When dealing with date and marital rape, statistics are also low. Those suffering from these forms of rape have the same problems as women who are stranger raped. However, unlike with stranger rape, women who are raped by an acquaintance or spouse are blamed for what happened. Cultural norms protect males in these instances. These rapes are usually the areas that are the most “gray.” People are not sure what does and does [TJL44]not constitute rape in these situations. Is it rape if the woman says “no” over and over, but finally gives in? What if they have had sex before? What if they have children together? What if, in the course of making out, the woman changes her mind? If [TJL45]heavy petting is involved, is it still permissible to say “no?” These questions, and more, make this area of rape more confusing and ambiguous than any other offense.
Research Proposal: For my honors thesis, I propose to use focus groups, interviews, and content analysis to discover the prevalence of rape scenes in romance novels and the effect [TJL46]that romance novels have on rape perceptions. Content Analysis: Using the form at the end of this paper, I will [TJL47]read the best-selling romances for August 2000, 2001, and 2002. I will read the best-sellers from these time periods as it is a high travel month in terms of vacation, so people would have bought books for “fun reading” during this time. The books I would use would be single-title romances, as those were read by 37% of all romance readers in 2002, while only 18% of romance readers read only series romance. Therefore, by using these titles in August, one can get an idea of what is popular in terms of romances, and what is typical for the romances.
In terms of the romance books themselves, I will analyze their scenes of sexual intercourse in terms of what they say about sex. I will be looking at when the book takes place (what time period), what the relationship is between the victim and the perpetrator, whether the sexual encounter would be rape and, if so, the circumstances surrounding the rape. It is also important to examine what the outcome of the rape is. Do the victim and rapist end up in love? What is the level of resistance?
Once the content analysis has been gathered, it will be complied into sub-genres, to better understand when (in what time periods, situations, attackers) rape is permissible within romance novels This compilation will demonstrate what romance novels are saying about rape and sex. And, by understanding the message that the romance novels contain, it will be easier to identify the effect romance novels have on their readers.

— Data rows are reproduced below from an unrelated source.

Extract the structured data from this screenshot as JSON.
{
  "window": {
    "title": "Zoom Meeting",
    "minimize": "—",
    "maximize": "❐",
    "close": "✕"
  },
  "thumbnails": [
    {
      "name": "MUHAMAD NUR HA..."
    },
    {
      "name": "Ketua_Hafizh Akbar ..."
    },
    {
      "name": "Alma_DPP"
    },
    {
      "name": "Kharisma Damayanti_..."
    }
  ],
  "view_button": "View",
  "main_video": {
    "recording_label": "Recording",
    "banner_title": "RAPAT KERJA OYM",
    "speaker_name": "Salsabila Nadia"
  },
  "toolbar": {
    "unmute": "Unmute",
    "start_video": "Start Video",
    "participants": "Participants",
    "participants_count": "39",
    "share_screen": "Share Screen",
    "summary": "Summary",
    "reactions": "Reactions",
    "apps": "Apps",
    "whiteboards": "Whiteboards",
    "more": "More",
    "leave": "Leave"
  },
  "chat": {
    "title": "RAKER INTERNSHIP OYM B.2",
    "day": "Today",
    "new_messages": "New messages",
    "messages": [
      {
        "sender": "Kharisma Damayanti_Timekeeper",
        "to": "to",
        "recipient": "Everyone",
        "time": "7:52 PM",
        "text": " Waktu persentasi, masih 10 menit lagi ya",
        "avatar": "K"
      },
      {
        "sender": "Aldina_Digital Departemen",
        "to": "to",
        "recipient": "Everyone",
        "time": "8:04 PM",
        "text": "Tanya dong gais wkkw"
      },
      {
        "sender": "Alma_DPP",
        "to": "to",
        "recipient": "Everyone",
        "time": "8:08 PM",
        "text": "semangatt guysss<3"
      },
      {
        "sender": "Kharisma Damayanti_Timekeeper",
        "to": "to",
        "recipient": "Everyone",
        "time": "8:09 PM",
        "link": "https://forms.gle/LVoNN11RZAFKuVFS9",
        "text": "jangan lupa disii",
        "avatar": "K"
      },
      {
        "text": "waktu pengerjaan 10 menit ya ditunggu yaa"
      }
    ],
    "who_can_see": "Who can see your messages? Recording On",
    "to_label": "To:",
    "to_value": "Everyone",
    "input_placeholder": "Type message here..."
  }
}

If romance readers parrot the idea of “rape leading to love” that appear in romance novels, while non-romance readers do not exposit this idea, it will show that romance novels are influencing the opinions of their readers. By understanding that there is such an influence, and the nature of that influence, it will become easier to circumvent those attitudes. Surveys/Focus Groups: A series of focus groups and surveys will be conducted, so as to understand several aspects of romance novels and their affects on rape.